## Exercise prompt
Please copy the data exactly as it stands, minus the images.

Top of Extracted data

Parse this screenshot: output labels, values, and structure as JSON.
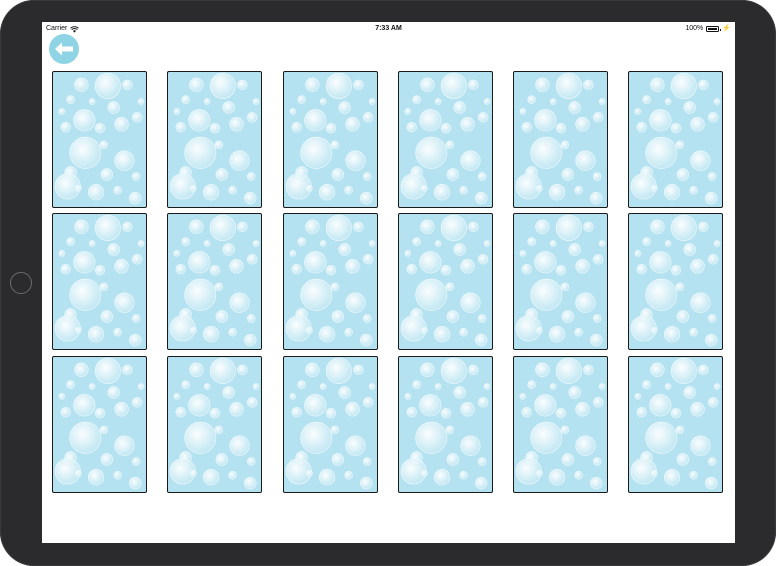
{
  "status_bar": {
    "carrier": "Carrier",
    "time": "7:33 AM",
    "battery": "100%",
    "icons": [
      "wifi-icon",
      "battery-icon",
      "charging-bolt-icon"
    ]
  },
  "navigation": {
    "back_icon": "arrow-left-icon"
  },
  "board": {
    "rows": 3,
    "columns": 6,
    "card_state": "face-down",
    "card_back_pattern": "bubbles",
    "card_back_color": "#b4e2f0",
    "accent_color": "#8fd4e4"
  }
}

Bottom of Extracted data

## Solution below
Parse this screenshot: output labels, values, and structure as JSON.
{
  "status_bar": {
    "carrier": "Carrier",
    "time": "7:33 AM",
    "battery": "100%",
    "icons": [
      "wifi-icon",
      "battery-icon",
      "charging-bolt-icon"
    ]
  },
  "navigation": {
    "back_icon": "arrow-left-icon"
  },
  "board": {
    "rows": 3,
    "columns": 6,
    "card_state": "face-down",
    "card_back_pattern": "bubbles",
    "card_back_color": "#b4e2f0",
    "accent_color": "#8fd4e4"
  }
}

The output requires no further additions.